> made.
>
> > I think we are all fortunate for that.
>
> > But that's history. We have alternatives now.
>
> Alternatives are good. If nothing else they lead to choice
> and choice is good.
>
> > And yet most of the RNSA (Really Nice
> > Sounding Albums) are still produced using essentially the
> same
> > technology as 20 years ago, using the combination of
> analog
> > and digital equipment and mixing through an analog
> console.
>
> And your independently-audited survey results are where,
> Predrag?
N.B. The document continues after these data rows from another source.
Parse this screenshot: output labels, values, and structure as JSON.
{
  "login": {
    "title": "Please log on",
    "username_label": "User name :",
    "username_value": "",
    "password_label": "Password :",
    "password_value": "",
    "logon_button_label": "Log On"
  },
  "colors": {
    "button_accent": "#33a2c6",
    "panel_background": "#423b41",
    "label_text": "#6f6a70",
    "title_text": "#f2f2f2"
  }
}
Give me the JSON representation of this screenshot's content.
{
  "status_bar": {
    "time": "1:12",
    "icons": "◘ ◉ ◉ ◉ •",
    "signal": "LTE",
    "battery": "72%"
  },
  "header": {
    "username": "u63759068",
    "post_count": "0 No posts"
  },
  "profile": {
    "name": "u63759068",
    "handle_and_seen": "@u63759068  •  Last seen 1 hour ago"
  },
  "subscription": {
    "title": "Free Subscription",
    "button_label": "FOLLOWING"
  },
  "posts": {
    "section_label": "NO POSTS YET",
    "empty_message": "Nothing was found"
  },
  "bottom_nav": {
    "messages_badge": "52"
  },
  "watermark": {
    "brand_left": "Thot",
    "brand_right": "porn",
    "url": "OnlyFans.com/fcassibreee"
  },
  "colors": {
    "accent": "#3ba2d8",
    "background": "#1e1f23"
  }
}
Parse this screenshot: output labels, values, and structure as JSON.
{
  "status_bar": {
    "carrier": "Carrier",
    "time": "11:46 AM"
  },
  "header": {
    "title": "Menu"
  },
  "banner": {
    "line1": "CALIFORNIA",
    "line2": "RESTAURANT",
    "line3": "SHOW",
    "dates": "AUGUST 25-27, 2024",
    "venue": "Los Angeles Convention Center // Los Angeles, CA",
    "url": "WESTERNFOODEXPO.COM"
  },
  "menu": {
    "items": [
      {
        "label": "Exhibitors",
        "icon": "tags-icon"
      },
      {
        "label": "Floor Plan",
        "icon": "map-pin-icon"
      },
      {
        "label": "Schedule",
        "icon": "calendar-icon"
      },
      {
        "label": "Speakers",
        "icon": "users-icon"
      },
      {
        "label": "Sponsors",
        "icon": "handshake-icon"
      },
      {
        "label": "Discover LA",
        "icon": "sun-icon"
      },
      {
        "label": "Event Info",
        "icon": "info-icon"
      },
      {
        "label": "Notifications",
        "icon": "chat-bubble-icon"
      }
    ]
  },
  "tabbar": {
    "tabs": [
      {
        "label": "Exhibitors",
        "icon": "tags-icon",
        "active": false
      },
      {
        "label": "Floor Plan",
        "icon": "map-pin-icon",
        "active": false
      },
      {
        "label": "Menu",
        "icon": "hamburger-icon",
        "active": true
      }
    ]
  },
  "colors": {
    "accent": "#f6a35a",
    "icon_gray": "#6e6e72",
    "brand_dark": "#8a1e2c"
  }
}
Several threads below, for starters. I'm sure they won't be independent
enough or blind enough or sufficiently scientific for your tastes, but who
cares. It's all about opinions anyway, as you correctly noticed at the
beginning of your reply (and then conveniently forgot about it).



> > In spite of ever-increasing pressure on recording budgets
> and the
> > presence of already mature, widely-accepted, less costly
> and
> > more maintenance-friendly "in-the-box" alternative, the
> one
> > you so passionately promote.
>
> Predrag, do you know the difference between an unfounded
> assertion and a reliable fact, or do I need to help you
> clarify that in your mind?
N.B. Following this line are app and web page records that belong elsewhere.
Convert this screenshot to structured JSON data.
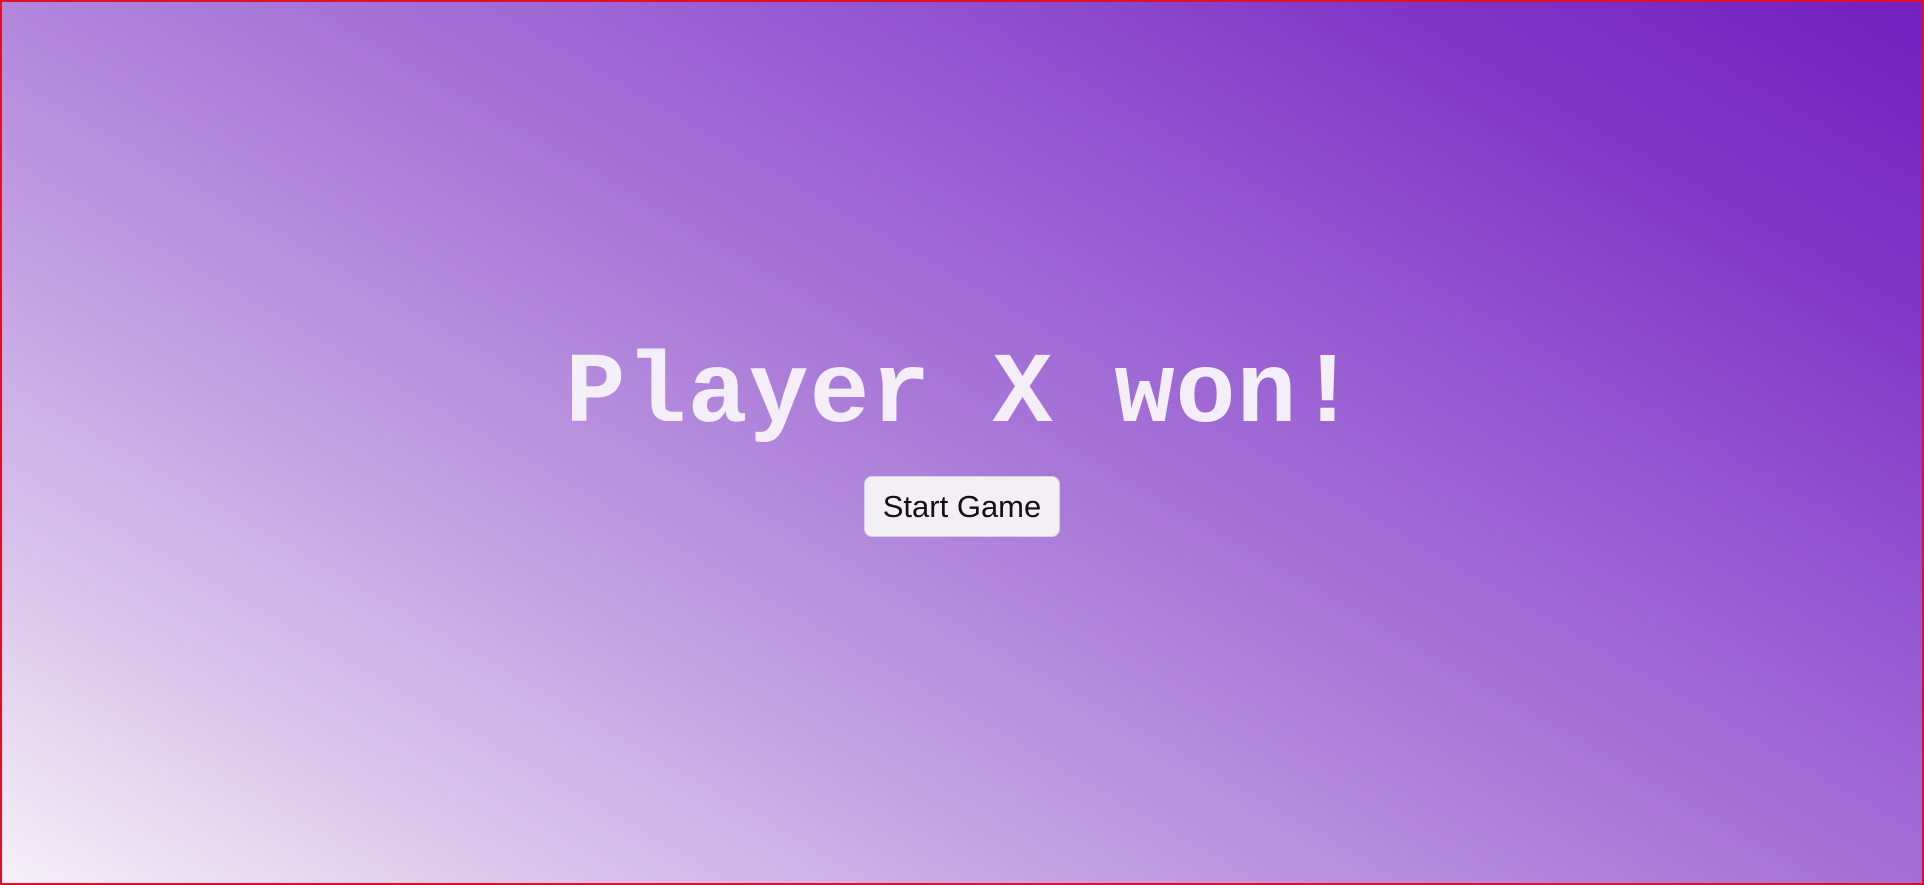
{
  "game": {
    "status_message": "Player X won!",
    "start_button_label": "Start Game"
  },
  "colors": {
    "gradient_light": "#f5f0f8",
    "gradient_dark": "#7320bf",
    "text": "#f4eef8",
    "frame_border": "#e0102a",
    "button_background": "#f2f0f3"
  }
}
Oh, and a moment ago you said you wouldn't "criticize my religion". Ts,
ts...

Nevertheless, I can't refuse your generous offer. Please help me clarify the
difference between an unfounded assertion and a reliable fact. Let me
suggest an example. It's a recent claim by the great pro audio thinker A.
Krueger. When asked: "(Should I have a mixer connected to my computer and
have all plug-in's on a recording program) or is it better to set every
thing up, and have a room full of racks?" he promptly delivered one of his
anthological replies:

"Most people who have that, do so for historic reasons."
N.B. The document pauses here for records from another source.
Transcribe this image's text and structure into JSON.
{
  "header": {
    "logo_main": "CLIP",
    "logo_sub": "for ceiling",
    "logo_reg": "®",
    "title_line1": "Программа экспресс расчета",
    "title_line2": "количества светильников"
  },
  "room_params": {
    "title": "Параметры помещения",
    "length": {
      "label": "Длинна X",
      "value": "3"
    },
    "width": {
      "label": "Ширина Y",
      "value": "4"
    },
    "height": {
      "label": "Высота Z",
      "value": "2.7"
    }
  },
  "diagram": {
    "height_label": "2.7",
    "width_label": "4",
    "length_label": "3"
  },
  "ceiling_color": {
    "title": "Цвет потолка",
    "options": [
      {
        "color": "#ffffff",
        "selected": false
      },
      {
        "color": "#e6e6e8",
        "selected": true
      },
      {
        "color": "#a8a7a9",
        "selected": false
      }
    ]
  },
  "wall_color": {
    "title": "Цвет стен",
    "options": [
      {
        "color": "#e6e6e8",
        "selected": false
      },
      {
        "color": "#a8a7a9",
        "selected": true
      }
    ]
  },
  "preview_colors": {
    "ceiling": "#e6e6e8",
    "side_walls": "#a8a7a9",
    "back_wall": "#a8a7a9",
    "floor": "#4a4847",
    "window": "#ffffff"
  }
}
Now everybody knows all to well that A. Krueger would never spit out an
unfounded assertion. After all, he's the one who constantly accuses others
of doing exactly that. He himself deals exclusively with Hard Facts, doesn't
he? So please tell me where exactly the factual wisdom lies hidden in these
ten words and a comma.



> >> Contemplate what would have happened if a PC with an
> onboard
> >> sound card and modern recording software had showed up in
> >> 1948.
>
> > Music would have probably been the playground/battlefield
> of
> > objectivists, subjectivists, DBT-ists and other scientific
> > types. As an art form it would have been as exclusive and
> > exciting as reading the telephone book.
>
> I think this is a far better predictor of your religious
> beliefs Predrag, than it is a prediction of what would
> actually happen.
>
> > Even if there would have been such thing as rec.audio.pro
> > there's no way I would have been here today. But you
> surely
> > would have. Probably a much happier person too.
>
> Delusions of omniscience noted.
>
> > I feel your pain.
>
> Then you feel very little, Predrag. Just because modern
> technology is against your particular religion, doesn't mean
> that we all agree.


Modern technology is not against my particular religion, on the contrary,
but just because your premises are wrong, Arny, doesn't mean that you can't
draw a correct conclusion. Isn't logic beautiful?

Predrag
Anonymous
July 1, 2005 4:15:24 AM

Archived from groups: rec.audio.pro (More info?)

"Arny Krueger" <arnyk@hotpop.com> wrote in news:79CdnQE-QJ2Os1nfRVn-
3Q@comcast.com:

> Actually, given the other potential uses for such a powerful
> tool at the time, the chance of it being used to record
> music would be pretty slim.

Naw, without the Microsoft manuals, no one would be able to figure out how
to program it.
!